§ **Assignment**:
Before anything else, copy every record below exactly as it stands.
:: Input for this task
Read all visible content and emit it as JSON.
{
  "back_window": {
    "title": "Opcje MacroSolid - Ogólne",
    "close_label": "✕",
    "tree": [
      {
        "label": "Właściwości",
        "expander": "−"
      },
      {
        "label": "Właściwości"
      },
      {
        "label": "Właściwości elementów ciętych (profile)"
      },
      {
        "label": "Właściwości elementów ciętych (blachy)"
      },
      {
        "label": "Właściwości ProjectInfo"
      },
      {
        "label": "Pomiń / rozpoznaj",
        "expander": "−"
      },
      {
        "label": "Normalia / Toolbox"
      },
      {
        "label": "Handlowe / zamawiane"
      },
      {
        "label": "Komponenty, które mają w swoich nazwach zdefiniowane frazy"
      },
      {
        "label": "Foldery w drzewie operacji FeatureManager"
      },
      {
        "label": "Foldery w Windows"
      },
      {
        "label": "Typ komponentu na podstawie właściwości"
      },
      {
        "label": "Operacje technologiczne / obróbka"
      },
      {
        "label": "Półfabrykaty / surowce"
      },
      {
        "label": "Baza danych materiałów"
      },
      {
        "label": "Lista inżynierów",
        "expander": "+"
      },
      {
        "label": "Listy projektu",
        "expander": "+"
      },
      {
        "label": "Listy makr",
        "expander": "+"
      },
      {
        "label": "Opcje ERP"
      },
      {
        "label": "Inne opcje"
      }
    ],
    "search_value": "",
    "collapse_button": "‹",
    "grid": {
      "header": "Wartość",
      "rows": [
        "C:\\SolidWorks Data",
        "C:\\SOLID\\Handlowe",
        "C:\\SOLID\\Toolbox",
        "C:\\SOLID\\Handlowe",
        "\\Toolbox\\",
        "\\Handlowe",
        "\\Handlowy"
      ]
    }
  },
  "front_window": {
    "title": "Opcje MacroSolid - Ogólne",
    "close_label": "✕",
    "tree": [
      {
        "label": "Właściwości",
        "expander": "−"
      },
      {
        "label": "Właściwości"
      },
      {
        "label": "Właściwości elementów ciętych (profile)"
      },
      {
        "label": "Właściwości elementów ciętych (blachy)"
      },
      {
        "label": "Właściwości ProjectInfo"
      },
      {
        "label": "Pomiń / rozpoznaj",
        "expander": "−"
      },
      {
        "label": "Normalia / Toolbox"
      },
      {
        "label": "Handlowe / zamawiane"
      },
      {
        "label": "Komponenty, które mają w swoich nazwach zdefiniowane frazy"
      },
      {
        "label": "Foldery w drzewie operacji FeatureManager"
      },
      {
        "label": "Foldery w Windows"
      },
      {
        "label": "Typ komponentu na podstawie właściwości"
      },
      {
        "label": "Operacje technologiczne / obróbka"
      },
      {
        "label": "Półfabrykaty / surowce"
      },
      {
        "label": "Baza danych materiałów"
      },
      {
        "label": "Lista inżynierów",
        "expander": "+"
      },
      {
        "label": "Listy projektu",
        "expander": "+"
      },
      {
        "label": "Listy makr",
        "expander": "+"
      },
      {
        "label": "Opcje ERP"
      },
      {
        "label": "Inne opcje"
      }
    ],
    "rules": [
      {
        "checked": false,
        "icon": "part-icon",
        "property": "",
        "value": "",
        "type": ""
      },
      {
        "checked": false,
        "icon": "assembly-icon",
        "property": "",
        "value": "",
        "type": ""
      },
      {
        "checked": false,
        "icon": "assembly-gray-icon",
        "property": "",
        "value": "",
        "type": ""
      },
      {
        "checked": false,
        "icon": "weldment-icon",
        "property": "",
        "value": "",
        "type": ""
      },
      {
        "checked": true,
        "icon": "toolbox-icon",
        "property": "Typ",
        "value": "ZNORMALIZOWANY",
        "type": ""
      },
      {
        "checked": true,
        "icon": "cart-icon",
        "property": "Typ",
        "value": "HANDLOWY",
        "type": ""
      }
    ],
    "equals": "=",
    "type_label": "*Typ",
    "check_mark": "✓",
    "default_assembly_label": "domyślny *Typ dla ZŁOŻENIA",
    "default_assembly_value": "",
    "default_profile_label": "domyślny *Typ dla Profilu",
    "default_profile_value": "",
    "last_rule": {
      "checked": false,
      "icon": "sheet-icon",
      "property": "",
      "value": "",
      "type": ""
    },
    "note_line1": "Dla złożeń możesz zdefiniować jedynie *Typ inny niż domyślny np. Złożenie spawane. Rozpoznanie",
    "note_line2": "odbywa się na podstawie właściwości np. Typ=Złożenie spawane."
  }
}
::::
§ **Response box**:
Read all visible content and emit it as JSON.
{
  "back_window": {
    "title": "Opcje MacroSolid - Ogólne",
    "close_label": "✕",
    "tree": [
      {
        "label": "Właściwości",
        "expander": "−"
      },
      {
        "label": "Właściwości"
      },
      {
        "label": "Właściwości elementów ciętych (profile)"
      },
      {
        "label": "Właściwości elementów ciętych (blachy)"
      },
      {
        "label": "Właściwości ProjectInfo"
      },
      {
        "label": "Pomiń / rozpoznaj",
        "expander": "−"
      },
      {
        "label": "Normalia / Toolbox"
      },
      {
        "label": "Handlowe / zamawiane"
      },
      {
        "label": "Komponenty, które mają w swoich nazwach zdefiniowane frazy"
      },
      {
        "label": "Foldery w drzewie operacji FeatureManager"
      },
      {
        "label": "Foldery w Windows"
      },
      {
        "label": "Typ komponentu na podstawie właściwości"
      },
      {
        "label": "Operacje technologiczne / obróbka"
      },
      {
        "label": "Półfabrykaty / surowce"
      },
      {
        "label": "Baza danych materiałów"
      },
      {
        "label": "Lista inżynierów",
        "expander": "+"
      },
      {
        "label": "Listy projektu",
        "expander": "+"
      },
      {
        "label": "Listy makr",
        "expander": "+"
      },
      {
        "label": "Opcje ERP"
      },
      {
        "label": "Inne opcje"
      }
    ],
    "search_value": "",
    "collapse_button": "‹",
    "grid": {
      "header": "Wartość",
      "rows": [
        "C:\\SolidWorks Data",
        "C:\\SOLID\\Handlowe",
        "C:\\SOLID\\Toolbox",
        "C:\\SOLID\\Handlowe",
        "\\Toolbox\\",
        "\\Handlowe",
        "\\Handlowy"
      ]
    }
  },
  "front_window": {
    "title": "Opcje MacroSolid - Ogólne",
    "close_label": "✕",
    "tree": [
      {
        "label": "Właściwości",
        "expander": "−"
      },
      {
        "label": "Właściwości"
      },
      {
        "label": "Właściwości elementów ciętych (profile)"
      },
      {
        "label": "Właściwości elementów ciętych (blachy)"
      },
      {
        "label": "Właściwości ProjectInfo"
      },
      {
        "label": "Pomiń / rozpoznaj",
        "expander": "−"
      },
      {
        "label": "Normalia / Toolbox"
      },
      {
        "label": "Handlowe / zamawiane"
      },
      {
        "label": "Komponenty, które mają w swoich nazwach zdefiniowane frazy"
      },
      {
        "label": "Foldery w drzewie operacji FeatureManager"
      },
      {
        "label": "Foldery w Windows"
      },
      {
        "label": "Typ komponentu na podstawie właściwości"
      },
      {
        "label": "Operacje technologiczne / obróbka"
      },
      {
        "label": "Półfabrykaty / surowce"
      },
      {
        "label": "Baza danych materiałów"
      },
      {
        "label": "Lista inżynierów",
        "expander": "+"
      },
      {
        "label": "Listy projektu",
        "expander": "+"
      },
      {
        "label": "Listy makr",
        "expander": "+"
      },
      {
        "label": "Opcje ERP"
      },
      {
        "label": "Inne opcje"
      }
    ],
    "rules": [
      {
        "checked": false,
        "icon": "part-icon",
        "property": "",
        "value": "",
        "type": ""
      },
      {
        "checked": false,
        "icon": "assembly-icon",
        "property": "",
        "value": "",
        "type": ""
      },
      {
        "checked": false,
        "icon": "assembly-gray-icon",
        "property": "",
        "value": "",
        "type": ""
      },
      {
        "checked": false,
        "icon": "weldment-icon",
        "property": "",
        "value": "",
        "type": ""
      },
      {
        "checked": true,
        "icon": "toolbox-icon",
        "property": "Typ",
        "value": "ZNORMALIZOWANY",
        "type": ""
      },
      {
        "checked": true,
        "icon": "cart-icon",
        "property": "Typ",
        "value": "HANDLOWY",
        "type": ""
      }
    ],
    "equals": "=",
    "type_label": "*Typ",
    "check_mark": "✓",
    "default_assembly_label": "domyślny *Typ dla ZŁOŻENIA",
    "default_assembly_value": "",
    "default_profile_label": "domyślny *Typ dla Profilu",
    "default_profile_value": "",
    "last_rule": {
      "checked": false,
      "icon": "sheet-icon",
      "property": "",
      "value": "",
      "type": ""
    },
    "note_line1": "Dla złożeń możesz zdefiniować jedynie *Typ inny niż domyślny np. Złożenie spawane. Rozpoznanie",
    "note_line2": "odbywa się na podstawie właściwości np. Typ=Złożenie spawane."
  }
}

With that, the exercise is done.